Hypertension occurs less among college graduates than among those without a college education, according to a recent study published in the American Journal of Epidemiology.
The nation-wide research group was originally investigating a higher prevalence of hypertension in blacks than in whites, and found that hypertension was 40 per cent less prevalent in college graduates than in those with less than ten years of schooling.
Race and Education
Researchers in the Hypertension Detection and Follow-up Program Cooperative Guild screened 158,000 people in 14 communities across the United States in 1973 and 1974 and reported these findings in a study entitled, "Race, Education and the Prevalence of Hypertension."
Although they have found a link between education and hypertension, scientists are still unclear as to why the link exists, Dr. Frank Polk, a member of the research group, said yesterday.

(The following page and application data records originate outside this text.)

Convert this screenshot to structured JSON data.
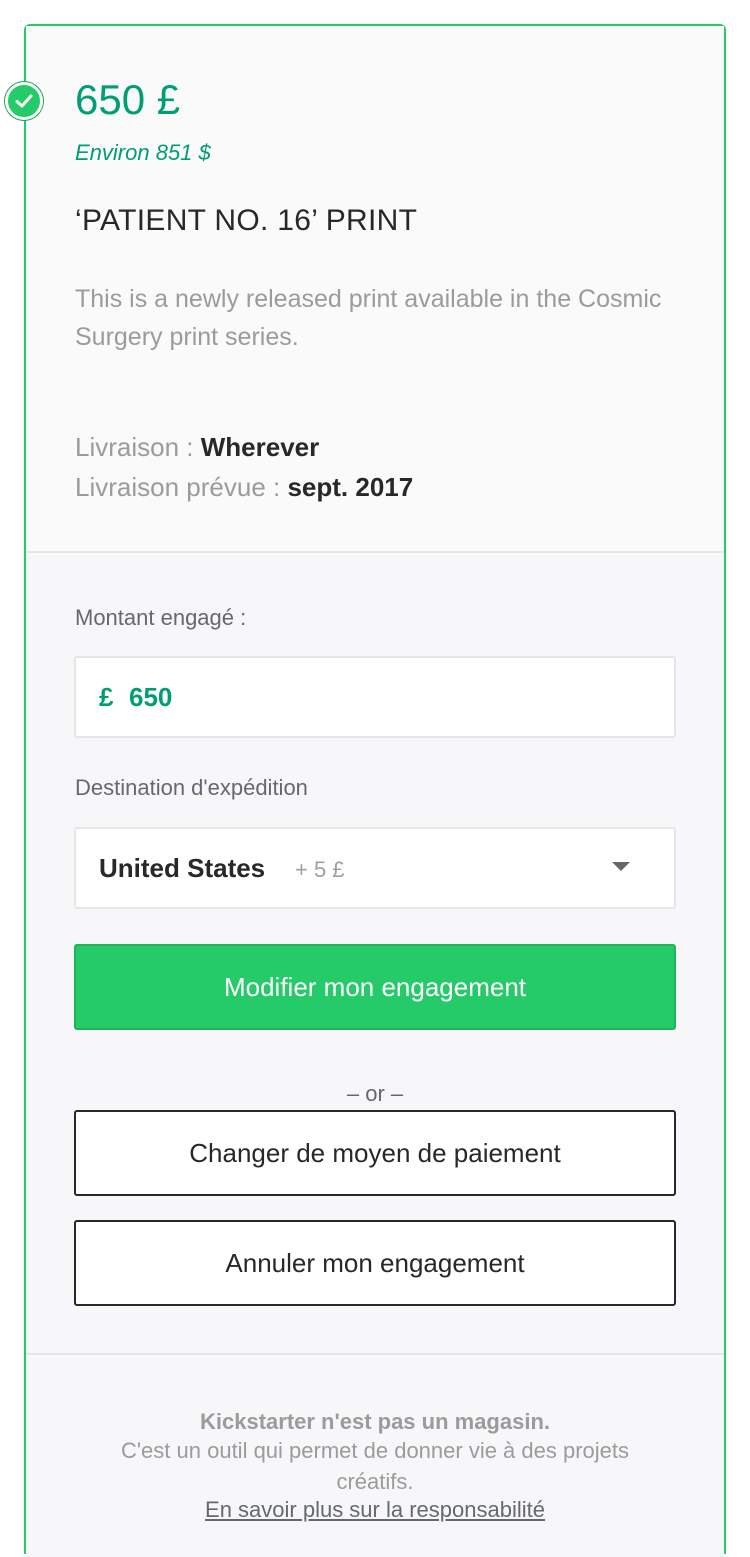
{
  "reward": {
    "price": "650 £",
    "price_approx": "Environ 851 $",
    "title": "‘PATIENT NO. 16’ PRINT",
    "description": "This is a newly released print available in the Cosmic Surgery print series.",
    "shipping_label": "Livraison :",
    "shipping_value": "Wherever",
    "delivery_label": "Livraison prévue :",
    "delivery_value": "sept. 2017",
    "selected_icon": "check-circle-icon"
  },
  "pledge_form": {
    "amount_label": "Montant engagé :",
    "currency_symbol": "£",
    "amount_value": "650",
    "destination_label": "Destination d'expédition",
    "destination_value": "United States",
    "destination_extra": "+ 5 £",
    "dropdown_icon": "caret-down-icon",
    "update_button": "Modifier mon engagement",
    "or_separator": "– or –",
    "change_payment_button": "Changer de moyen de paiement",
    "cancel_button": "Annuler mon engagement"
  },
  "footer": {
    "notice_bold": "Kickstarter n'est pas un magasin.",
    "notice_text": "C'est un outil qui permet de donner vie à des projets créatifs.",
    "learn_more_link": "En savoir plus sur la responsabilité"
  },
  "colors": {
    "accent_green": "#25cb68",
    "price_green": "#009e74",
    "text_dark": "#282828",
    "text_muted": "#9b9b9b"
  }
}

He added that a "more sophisticated analysis is in order."
No further studies have so far been planned, Polk said.
Rejecting conjecture that the better educated are more knowledgable about preventing hypertension, Dr. Harold S. Solomon, assistant professor of Medicine at the Medical School, said yesterday there is "not even any good hypothesis as to why it exists."
"I'm the director of the Hypertension Clinic at the Peter Bent Brigham Hospital, and I don't know how to prevent hypertension," he added.
Needs Follow Up
Although unfamiliar with the study, Dr. Sholem Postel, acting head of University Health Services (UHS), said yesterday "if the data holds, it would be interesting to follow up."